Please restate every line below exactly, without any pictures.
Records shown below:
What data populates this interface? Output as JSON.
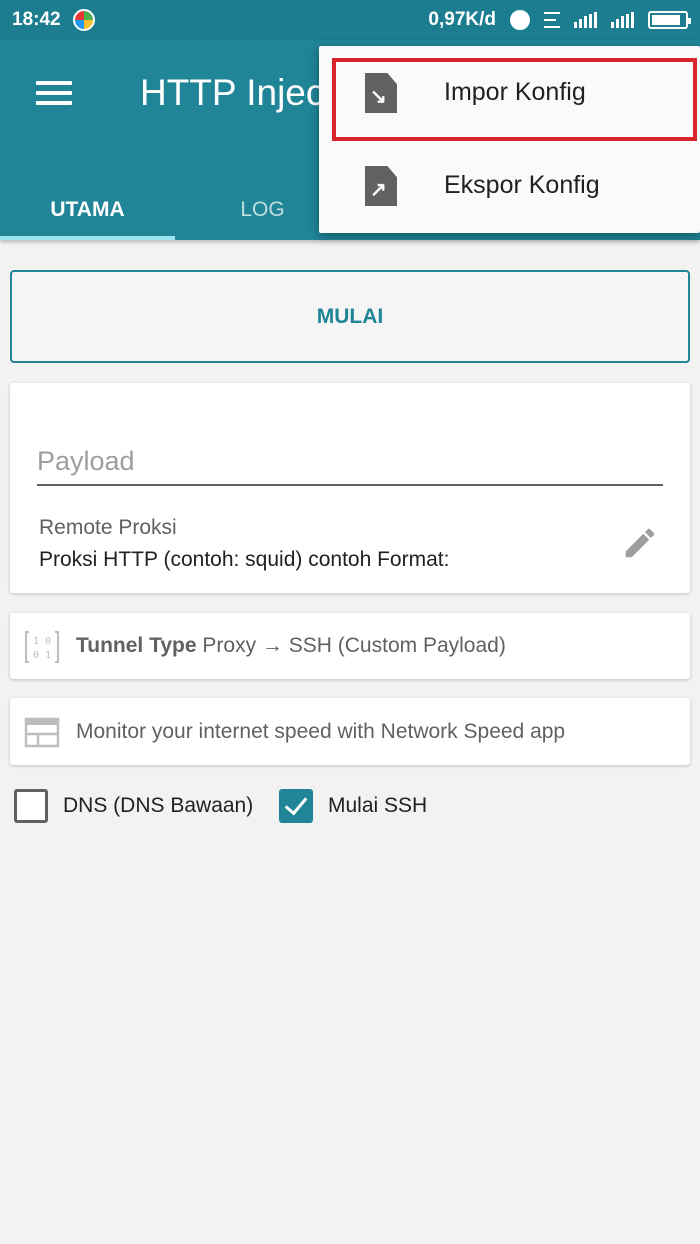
{
  "status_bar": {
    "time": "18:42",
    "network_speed": "0,97K/d",
    "icons": [
      "maps-icon",
      "alarm-icon",
      "notification-list-icon",
      "signal-icon",
      "signal-icon",
      "battery-icon"
    ]
  },
  "app_bar": {
    "title": "HTTP Injec",
    "tabs": [
      {
        "label": "UTAMA",
        "selected": true
      },
      {
        "label": "LOG",
        "selected": false
      }
    ]
  },
  "overflow_menu": {
    "items": [
      {
        "label": "Impor Konfig",
        "icon": "file-import-icon",
        "highlighted": true
      },
      {
        "label": "Ekspor Konfig",
        "icon": "file-export-icon",
        "highlighted": false
      }
    ]
  },
  "main": {
    "start_button_label": "MULAI",
    "payload_placeholder": "Payload",
    "remote_proxy_label": "Remote Proksi",
    "remote_proxy_value": "Proksi HTTP (contoh: squid) contoh Format:",
    "tunnel_type_label": "Tunnel Type",
    "tunnel_type_value": "Proxy → SSH (Custom Payload)",
    "speed_promo": "Monitor your internet speed with Network Speed app",
    "checkboxes": [
      {
        "label": "DNS (DNS Bawaan)",
        "checked": false
      },
      {
        "label": "Mulai SSH",
        "checked": true
      }
    ]
  },
  "colors": {
    "primary": "#1f8597",
    "status_bar": "#1d7d90",
    "highlight_outline": "#d9262c",
    "background": "#f2f2f2"
  }
}
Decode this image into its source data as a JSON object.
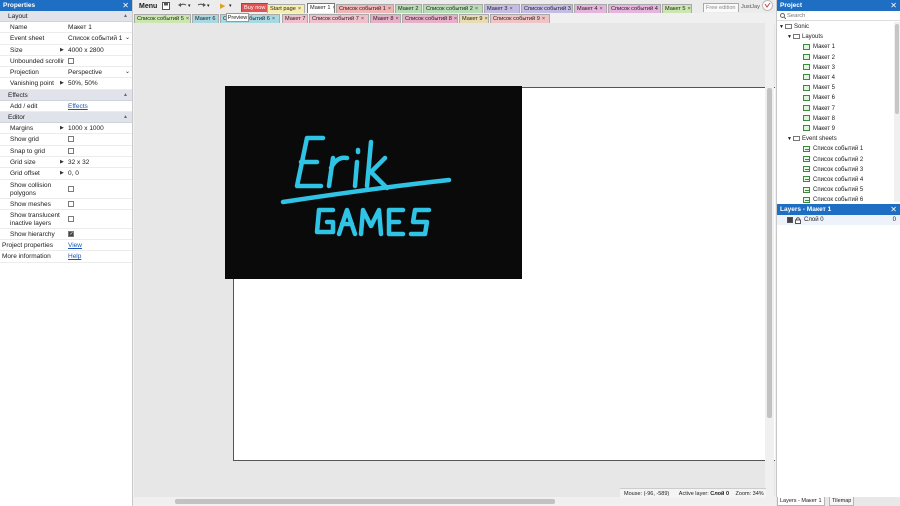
{
  "properties": {
    "title": "Properties",
    "close_glyph": "✕",
    "sections": {
      "layout": "Layout",
      "effects": "Effects",
      "editor": "Editor"
    },
    "rows": {
      "name": {
        "label": "Name",
        "value": "Макет 1"
      },
      "event_sheet": {
        "label": "Event sheet",
        "value": "Список событий 1"
      },
      "size": {
        "label": "Size",
        "value": "4000 x 2800"
      },
      "unbounded_scrolling": {
        "label": "Unbounded scrolling",
        "checked": false
      },
      "projection": {
        "label": "Projection",
        "value": "Perspective"
      },
      "vanishing_point": {
        "label": "Vanishing point",
        "value": "50%, 50%"
      },
      "add_edit": {
        "label": "Add / edit",
        "value": "Effects"
      },
      "margins": {
        "label": "Margins",
        "value": "1000 x 1000"
      },
      "show_grid": {
        "label": "Show grid",
        "checked": false
      },
      "snap_to_grid": {
        "label": "Snap to grid",
        "checked": false
      },
      "grid_size": {
        "label": "Grid size",
        "value": "32 x 32"
      },
      "grid_offset": {
        "label": "Grid offset",
        "value": "0, 0"
      },
      "show_collision": {
        "label": "Show collision polygons",
        "checked": false
      },
      "show_meshes": {
        "label": "Show meshes",
        "checked": false
      },
      "show_translucent": {
        "label": "Show translucent inactive layers",
        "checked": false
      },
      "show_hierarchy": {
        "label": "Show hierarchy",
        "checked": true
      },
      "project_properties": {
        "label": "Project properties",
        "value": "View"
      },
      "more_information": {
        "label": "More information",
        "value": "Help"
      }
    }
  },
  "toolbar": {
    "menu": "Menu",
    "play_glyph": "▶",
    "buy_now": "Buy now",
    "free_edition": "Free edition",
    "user": "JustJay",
    "tooltip": "Preview"
  },
  "tabs_row1": [
    {
      "label": "Start page",
      "color": "#f6eeb0"
    },
    {
      "label": "Макет 1",
      "color": "#ffffff"
    },
    {
      "label": "Список событий 1",
      "color": "#f2b4b4"
    },
    {
      "label": "Макет 2",
      "color": "#b8dcb4"
    },
    {
      "label": "Список событий 2",
      "color": "#b8dcb4"
    },
    {
      "label": "Макет 3",
      "color": "#c4bce4"
    },
    {
      "label": "Список событий 3",
      "color": "#c4bce4"
    },
    {
      "label": "Макет 4",
      "color": "#e6b4dc"
    },
    {
      "label": "Список событий 4",
      "color": "#e6b4dc"
    },
    {
      "label": "Макет 5",
      "color": "#cce6b0"
    }
  ],
  "tabs_row2": [
    {
      "label": "Список событий 5",
      "color": "#cce6b0"
    },
    {
      "label": "Макет 6",
      "color": "#a8d8e2"
    },
    {
      "label": "Список событий 6",
      "color": "#a8d8e2"
    },
    {
      "label": "Макет 7",
      "color": "#f0c0cc"
    },
    {
      "label": "Список событий 7",
      "color": "#f0c0cc"
    },
    {
      "label": "Макет 8",
      "color": "#e8b0c8"
    },
    {
      "label": "Список событий 8",
      "color": "#e8b0c8"
    },
    {
      "label": "Макет 9",
      "color": "#e8dcb0"
    },
    {
      "label": "Список событий 9",
      "color": "#f0c4c4"
    }
  ],
  "tab_close_glyph": "×",
  "logo": {
    "line1": "Erik",
    "line2": "GAMES",
    "color": "#2fc4e6"
  },
  "status": {
    "mouse": "Mouse: (-96, -589)",
    "active_layer_label": "Active layer:",
    "active_layer": "Слой 0",
    "zoom": "Zoom: 34%"
  },
  "project": {
    "title": "Project",
    "close_glyph": "✕",
    "search_placeholder": "Search",
    "root": "Sonic",
    "layouts_folder": "Layouts",
    "layouts": [
      "Макет 1",
      "Макет 2",
      "Макет 3",
      "Макет 4",
      "Макет 5",
      "Макет 6",
      "Макет 7",
      "Макет 8",
      "Макет 9"
    ],
    "events_folder": "Event sheets",
    "event_sheets": [
      "Список событий 1",
      "Список событий 2",
      "Список событий 3",
      "Список событий 4",
      "Список событий 5",
      "Список событий 6"
    ]
  },
  "layers": {
    "title": "Layers - Макет 1",
    "close_glyph": "✕",
    "items": [
      {
        "name": "Слой 0",
        "index": "0"
      }
    ]
  },
  "bottom_tabs": [
    "Layers - Макет 1",
    "Tilemap"
  ]
}
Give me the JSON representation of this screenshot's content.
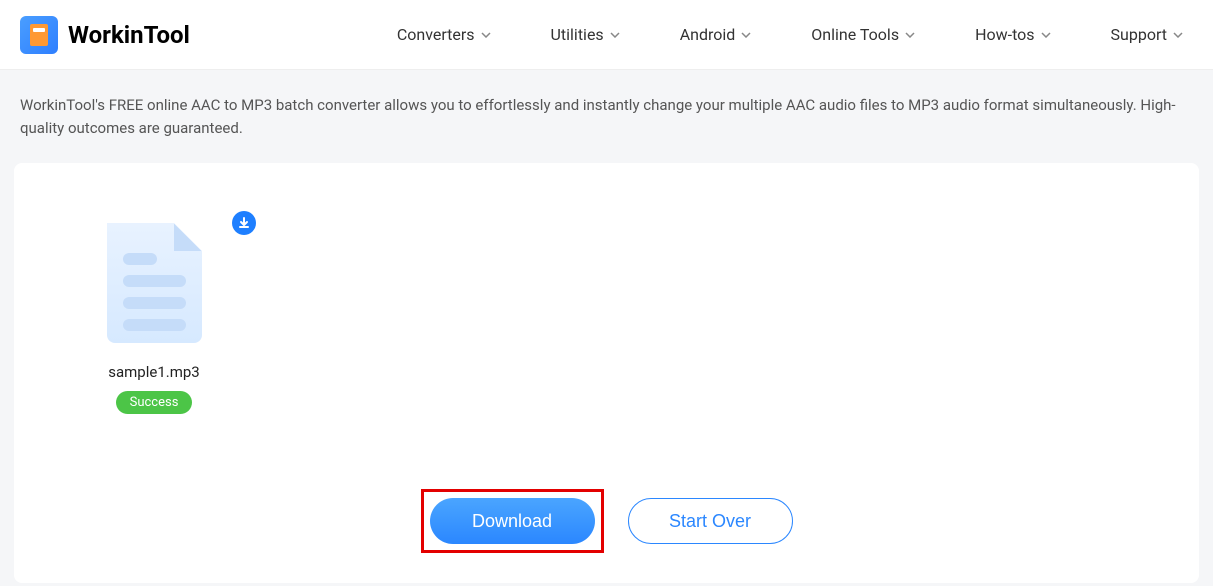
{
  "brand": "WorkinTool",
  "nav": {
    "items": [
      {
        "label": "Converters"
      },
      {
        "label": "Utilities"
      },
      {
        "label": "Android"
      },
      {
        "label": "Online Tools"
      },
      {
        "label": "How-tos"
      },
      {
        "label": "Support"
      }
    ]
  },
  "description": "WorkinTool's FREE online AAC to MP3 batch converter allows you to effortlessly and instantly change your multiple AAC audio files to MP3 audio format simultaneously. High-quality outcomes are guaranteed.",
  "file": {
    "name": "sample1.mp3",
    "status": "Success"
  },
  "buttons": {
    "download": "Download",
    "startOver": "Start Over"
  }
}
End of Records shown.
- Written response:
What data populates this interface? Output as JSON.
{
  "status_bar": {
    "time": "18:42",
    "network_speed": "0,97K/d",
    "icons": [
      "maps-icon",
      "alarm-icon",
      "notification-list-icon",
      "signal-icon",
      "signal-icon",
      "battery-icon"
    ]
  },
  "app_bar": {
    "title": "HTTP Injec",
    "tabs": [
      {
        "label": "UTAMA",
        "selected": true
      },
      {
        "label": "LOG",
        "selected": false
      }
    ]
  },
  "overflow_menu": {
    "items": [
      {
        "label": "Impor Konfig",
        "icon": "file-import-icon",
        "highlighted": true
      },
      {
        "label": "Ekspor Konfig",
        "icon": "file-export-icon",
        "highlighted": false
      }
    ]
  },
  "main": {
    "start_button_label": "MULAI",
    "payload_placeholder": "Payload",
    "remote_proxy_label": "Remote Proksi",
    "remote_proxy_value": "Proksi HTTP (contoh: squid) contoh Format:",
    "tunnel_type_label": "Tunnel Type",
    "tunnel_type_value": "Proxy → SSH (Custom Payload)",
    "speed_promo": "Monitor your internet speed with Network Speed app",
    "checkboxes": [
      {
        "label": "DNS (DNS Bawaan)",
        "checked": false
      },
      {
        "label": "Mulai SSH",
        "checked": true
      }
    ]
  },
  "colors": {
    "primary": "#1f8597",
    "status_bar": "#1d7d90",
    "highlight_outline": "#d9262c",
    "background": "#f2f2f2"
  }
}
Decode this image into its source data as a JSON object.
{
  "properties": {
    "title": "Properties",
    "close_glyph": "✕",
    "sections": {
      "layout": "Layout",
      "effects": "Effects",
      "editor": "Editor"
    },
    "rows": {
      "name": {
        "label": "Name",
        "value": "Макет 1"
      },
      "event_sheet": {
        "label": "Event sheet",
        "value": "Список событий 1"
      },
      "size": {
        "label": "Size",
        "value": "4000 x 2800"
      },
      "unbounded_scrolling": {
        "label": "Unbounded scrolling",
        "checked": false
      },
      "projection": {
        "label": "Projection",
        "value": "Perspective"
      },
      "vanishing_point": {
        "label": "Vanishing point",
        "value": "50%, 50%"
      },
      "add_edit": {
        "label": "Add / edit",
        "value": "Effects"
      },
      "margins": {
        "label": "Margins",
        "value": "1000 x 1000"
      },
      "show_grid": {
        "label": "Show grid",
        "checked": false
      },
      "snap_to_grid": {
        "label": "Snap to grid",
        "checked": false
      },
      "grid_size": {
        "label": "Grid size",
        "value": "32 x 32"
      },
      "grid_offset": {
        "label": "Grid offset",
        "value": "0, 0"
      },
      "show_collision": {
        "label": "Show collision polygons",
        "checked": false
      },
      "show_meshes": {
        "label": "Show meshes",
        "checked": false
      },
      "show_translucent": {
        "label": "Show translucent inactive layers",
        "checked": false
      },
      "show_hierarchy": {
        "label": "Show hierarchy",
        "checked": true
      },
      "project_properties": {
        "label": "Project properties",
        "value": "View"
      },
      "more_information": {
        "label": "More information",
        "value": "Help"
      }
    }
  },
  "toolbar": {
    "menu": "Menu",
    "play_glyph": "▶",
    "buy_now": "Buy now",
    "free_edition": "Free edition",
    "user": "JustJay",
    "tooltip": "Preview"
  },
  "tabs_row1": [
    {
      "label": "Start page",
      "color": "#f6eeb0"
    },
    {
      "label": "Макет 1",
      "color": "#ffffff"
    },
    {
      "label": "Список событий 1",
      "color": "#f2b4b4"
    },
    {
      "label": "Макет 2",
      "color": "#b8dcb4"
    },
    {
      "label": "Список событий 2",
      "color": "#b8dcb4"
    },
    {
      "label": "Макет 3",
      "color": "#c4bce4"
    },
    {
      "label": "Список событий 3",
      "color": "#c4bce4"
    },
    {
      "label": "Макет 4",
      "color": "#e6b4dc"
    },
    {
      "label": "Список событий 4",
      "color": "#e6b4dc"
    },
    {
      "label": "Макет 5",
      "color": "#cce6b0"
    }
  ],
  "tabs_row2": [
    {
      "label": "Список событий 5",
      "color": "#cce6b0"
    },
    {
      "label": "Макет 6",
      "color": "#a8d8e2"
    },
    {
      "label": "Список событий 6",
      "color": "#a8d8e2"
    },
    {
      "label": "Макет 7",
      "color": "#f0c0cc"
    },
    {
      "label": "Список событий 7",
      "color": "#f0c0cc"
    },
    {
      "label": "Макет 8",
      "color": "#e8b0c8"
    },
    {
      "label": "Список событий 8",
      "color": "#e8b0c8"
    },
    {
      "label": "Макет 9",
      "color": "#e8dcb0"
    },
    {
      "label": "Список событий 9",
      "color": "#f0c4c4"
    }
  ],
  "tab_close_glyph": "×",
  "logo": {
    "line1": "Erik",
    "line2": "GAMES",
    "color": "#2fc4e6"
  },
  "status": {
    "mouse": "Mouse: (-96, -589)",
    "active_layer_label": "Active layer:",
    "active_layer": "Слой 0",
    "zoom": "Zoom: 34%"
  },
  "project": {
    "title": "Project",
    "close_glyph": "✕",
    "search_placeholder": "Search",
    "root": "Sonic",
    "layouts_folder": "Layouts",
    "layouts": [
      "Макет 1",
      "Макет 2",
      "Макет 3",
      "Макет 4",
      "Макет 5",
      "Макет 6",
      "Макет 7",
      "Макет 8",
      "Макет 9"
    ],
    "events_folder": "Event sheets",
    "event_sheets": [
      "Список событий 1",
      "Список событий 2",
      "Список событий 3",
      "Список событий 4",
      "Список событий 5",
      "Список событий 6"
    ]
  },
  "layers": {
    "title": "Layers - Макет 1",
    "close_glyph": "✕",
    "items": [
      {
        "name": "Слой 0",
        "index": "0"
      }
    ]
  },
  "bottom_tabs": [
    "Layers - Макет 1",
    "Tilemap"
  ]
}
Give me the JSON representation of this screenshot's content.
{
  "brand": "WorkinTool",
  "nav": {
    "items": [
      {
        "label": "Converters"
      },
      {
        "label": "Utilities"
      },
      {
        "label": "Android"
      },
      {
        "label": "Online Tools"
      },
      {
        "label": "How-tos"
      },
      {
        "label": "Support"
      }
    ]
  },
  "description": "WorkinTool's FREE online AAC to MP3 batch converter allows you to effortlessly and instantly change your multiple AAC audio files to MP3 audio format simultaneously. High-quality outcomes are guaranteed.",
  "file": {
    "name": "sample1.mp3",
    "status": "Success"
  },
  "buttons": {
    "download": "Download",
    "startOver": "Start Over"
  }
}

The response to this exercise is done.